In the forum, many of the leaders who signed the letter said a pattern of hate-motivated attacks in Edmonton is increasingly troubling, and they feel police and governments do not take the issue seriously.
Ibrahim called for a hate crime hotline for victims to report attacks without going through the police.
In the past year, Muslim women in the Edmonton area have reported at least seven hateful, unprovoked attacks in which they were screamed at, shoved, or pushed to the ground.
In the forum, participants said the lack of consequences for the perpetrators of these attacks sends a message this behaviour is acceptable.
Mulki Ali, a social worker and Somali immigrant who has worked with newcomers in Edmonton for more than 20 years, said the events are traumatizing.
She now feels uncomfortable walking alone, worried that someone will creep up from behind or beside her.
Some of her clients say they do not feel safe reporting hateful incidents to the police.
Some participants also alleged they were unduly scrutinized and punished by police when they tried to report an attack.
The police's responses are causing victims further distress and fostering distrust, said Habiba Mohamud, who works as a statistician.
"It is basically getting to the point where we are already convicting the victims of hate crimes and prepared to put the justice system on top of them," she said.
Alex Puddifant, press secretary to Justice Minister Kaycee Madu, did not directly answer a question Friday about whether the provincial government would consider a hate crimes hotline.
He pointed to a new community liaison to work with hate crimes victims and provincial hate crimes coordination unit, which the government announced last month, but are not yet active.

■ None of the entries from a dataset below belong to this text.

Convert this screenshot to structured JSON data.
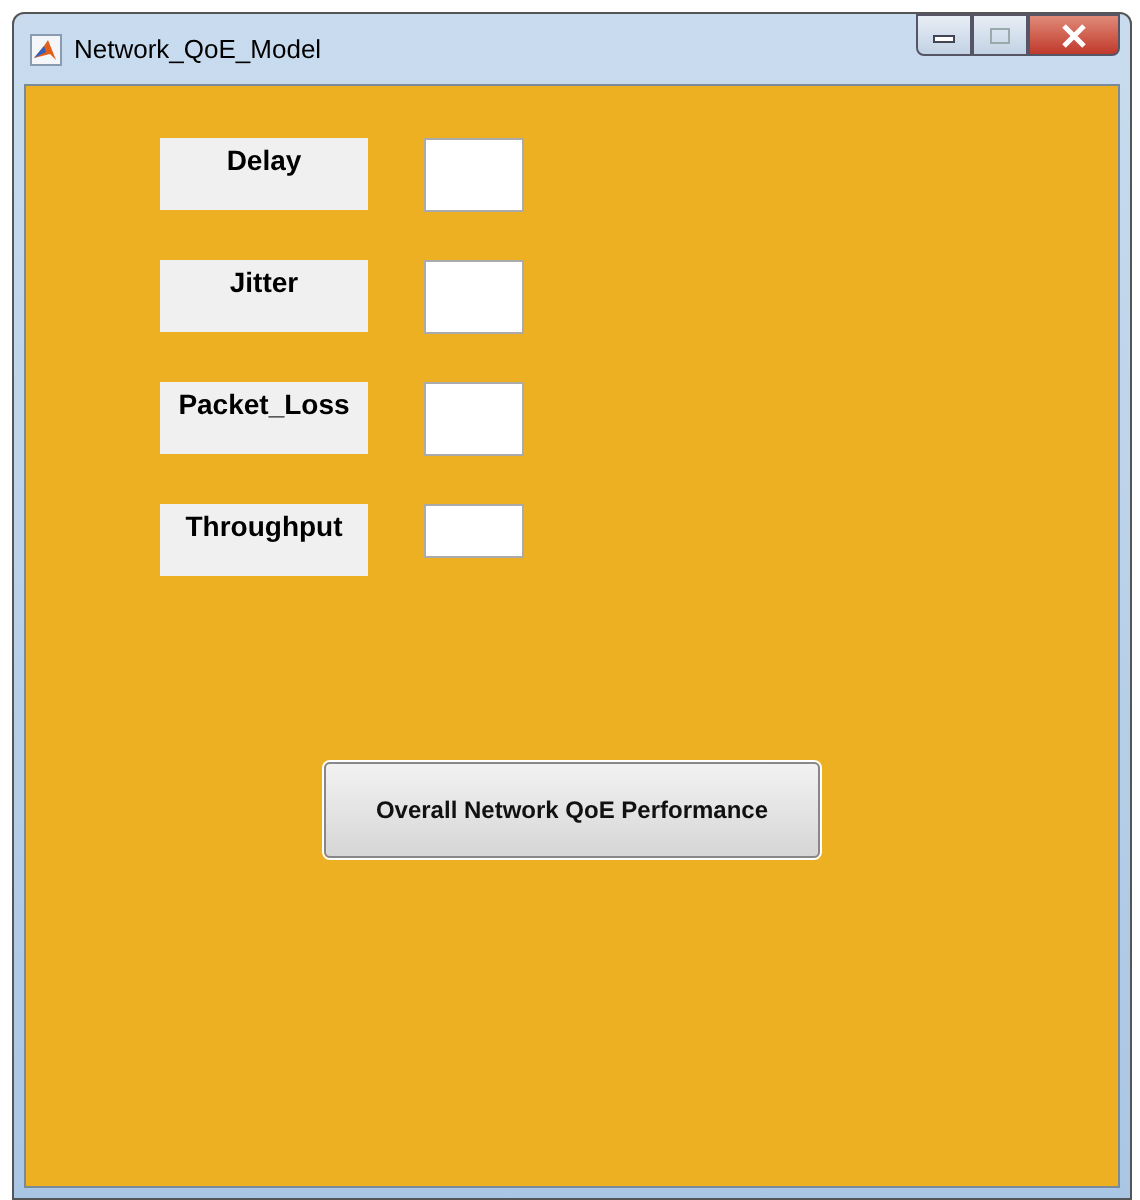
{
  "window": {
    "title": "Network_QoE_Model"
  },
  "fields": [
    {
      "label": "Delay"
    },
    {
      "label": "Jitter"
    },
    {
      "label": "Packet_Loss"
    },
    {
      "label": "Throughput"
    }
  ],
  "buttons": [
    "Overall Network QoE Performance"
  ]
}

Puddifant said the province is also examining police education standards and regulations to ensure officers treat everyone fairly.